Cabinet approves heads of Bill to force companies to sell cigarettes in plain cartons

 Chairman of the Joint Oireachtas Health Committee Jerry Buttimer (left) and Minister for Health  James Reilly  during a media breifing at Government Buildings where it was announced that Cabinet had approved the General Scheme for the Public Health (Standardised Packaging of Tobacco) Bill 2013.   Photo: Gareth Chaney Collins

Chairman of the Joint Oireachtas Health Committee Jerry Buttimer (left) and Minister for Health James Reilly during a media breifing at Government Buildings where it was announced that Cabinet had approved the General Scheme for the Public Health (Standardised Packaging of Tobacco) Bill 2013. Photo: Gareth Chaney Collins

Tue, Nov 19, 2013, 17:40

Minister for Health James Reilly said he would be “astonished” if legislation proposing cigarettes be sold only in plain packs did not prompt legal action from the tobacco industry.

He was speaking today after the Cabinet unanimously approved the heads of a Bill which will force tobacco companies to sell cigarettes in standardised cartons with graphic health warnings.

The Public Health (Standardised Packaging of Tobacco) Bill 2013 will outlaw all forms of branding on cigarette packs from trademarks and logos to colours and graphics.

The Bill, which will also determine the size and position of the warnings, will now be submitted for hearings by the Joint Oireachtas Committee on Health and Children for review and report.

“Cigarette packs have been described as the last billboard for the tobacco industry; this legislation will force the industry to show with greater clarity, the potential devastating effects of smoking on health,” Dr Reilly said.
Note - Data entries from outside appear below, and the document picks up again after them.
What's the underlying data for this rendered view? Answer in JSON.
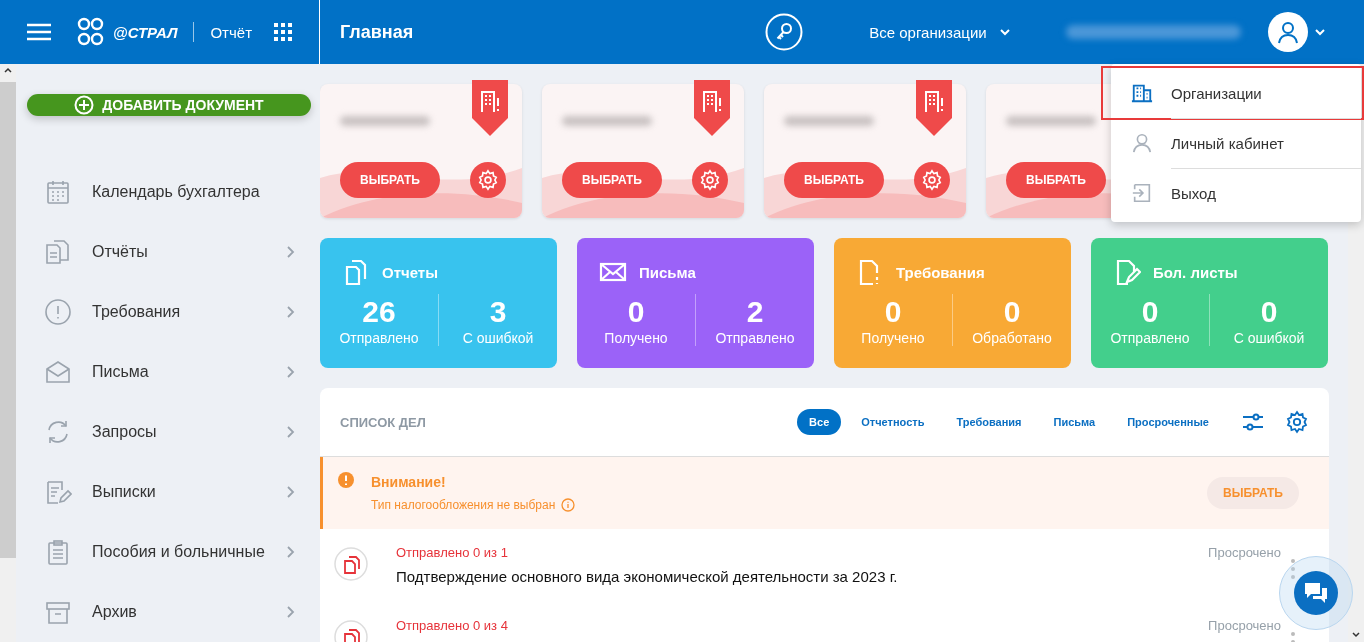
{
  "header": {
    "logo_text": "@СТРАЛ",
    "app_name": "Отчёт",
    "page_title": "Главная",
    "org_selector": "Все организации"
  },
  "user_menu": [
    {
      "label": "Организации",
      "kind": "building",
      "highlighted": true
    },
    {
      "label": "Личный кабинет",
      "kind": "person",
      "highlighted": false
    },
    {
      "label": "Выход",
      "kind": "exit",
      "highlighted": false
    }
  ],
  "sidebar": {
    "add_button": "ДОБАВИТЬ ДОКУМЕНТ",
    "items": [
      {
        "label": "Календарь бухгалтера",
        "kind": "calendar",
        "has_submenu": false
      },
      {
        "label": "Отчёты",
        "kind": "reports",
        "has_submenu": true
      },
      {
        "label": "Требования",
        "kind": "alert",
        "has_submenu": true
      },
      {
        "label": "Письма",
        "kind": "mail",
        "has_submenu": true
      },
      {
        "label": "Запросы",
        "kind": "sync",
        "has_submenu": true
      },
      {
        "label": "Выписки",
        "kind": "edit",
        "has_submenu": true
      },
      {
        "label": "Пособия и больничные",
        "kind": "clipboard",
        "has_submenu": true
      },
      {
        "label": "Архив",
        "kind": "archive",
        "has_submenu": true
      }
    ]
  },
  "org_cards": [
    {
      "button": "ВЫБРАТЬ"
    },
    {
      "button": "ВЫБРАТЬ"
    },
    {
      "button": "ВЫБРАТЬ"
    },
    {
      "button": "ВЫБРАТЬ"
    }
  ],
  "stat_tiles": [
    {
      "title": "Отчеты",
      "kind": "reports",
      "color": "#38c3ee",
      "stats": [
        {
          "value": "26",
          "label": "Отправлено"
        },
        {
          "value": "3",
          "label": "С ошибкой"
        }
      ]
    },
    {
      "title": "Письма",
      "kind": "mail",
      "color": "#9b62f8",
      "stats": [
        {
          "value": "0",
          "label": "Получено"
        },
        {
          "value": "2",
          "label": "Отправлено"
        }
      ]
    },
    {
      "title": "Требования",
      "kind": "demand",
      "color": "#f8a935",
      "stats": [
        {
          "value": "0",
          "label": "Получено"
        },
        {
          "value": "0",
          "label": "Обработано"
        }
      ]
    },
    {
      "title": "Бол. листы",
      "kind": "sick",
      "color": "#43cf8c",
      "stats": [
        {
          "value": "0",
          "label": "Отправлено"
        },
        {
          "value": "0",
          "label": "С ошибкой"
        }
      ]
    }
  ],
  "task_list": {
    "title": "СПИСОК ДЕЛ",
    "filters": [
      {
        "label": "Все",
        "selected": true
      },
      {
        "label": "Отчетность",
        "selected": false
      },
      {
        "label": "Требования",
        "selected": false
      },
      {
        "label": "Письма",
        "selected": false
      },
      {
        "label": "Просроченные",
        "selected": false
      }
    ],
    "warning": {
      "title": "Внимание!",
      "text": "Тип налогообложения не выбран",
      "button": "ВЫБРАТЬ"
    },
    "tasks": [
      {
        "progress": "Отправлено 0 из 1",
        "overdue": true,
        "title": "Подтверждение основного вида экономической деятельности за 2023 г.",
        "status": "Просрочено"
      },
      {
        "progress": "Отправлено 0 из 4",
        "overdue": true,
        "status": "Просрочено"
      }
    ]
  }
}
“As it stands the tobacco companies use packets of various shapes and colours to attract young people to take up the killer habit. Standardised packaging - all the one type - with much larger warnings will be a deterrent.”

So far Australia is the only country in the world to have adopted such far-reaching legislation.

However, tobacco companies there have already indicated they plan to challenge the legislation under various trade, competition and intellectual property laws.

Dr Reilly said other countries had pulled back from introducing tighter tobacco regulations to await the outcome of the Australian case.

“Anything they can do to delay or intimidate they will do. We are not prepared to be intimidated by the tobacco industry. We’re going to stand up for the rights of our children.”

Asked if he thought the tobacco industry would mount a legal challenge here, Dr Reilly said: “I’d be astonished if they didn’t, if for no other reason than to intimidate other countries from going down the same road.”

Chairman of the Oireachtas Committee on Health Jerry Buttimer said the committee would meet this week and next week to discuss how it intends to handle the hearings.

“This is a public health issue, and we have at last taken a stand to eliminate the scourge of tobacco.”

Under the proposed legislation, it is envisaged the cigarette brand name will be presented in a uniform typeface for all brands, and the packs will all be in one plain neutral colour.

The cartons will also display graphic warnings and text about the dangers of smoking selected from a library of images and warnings developed by the European Commission.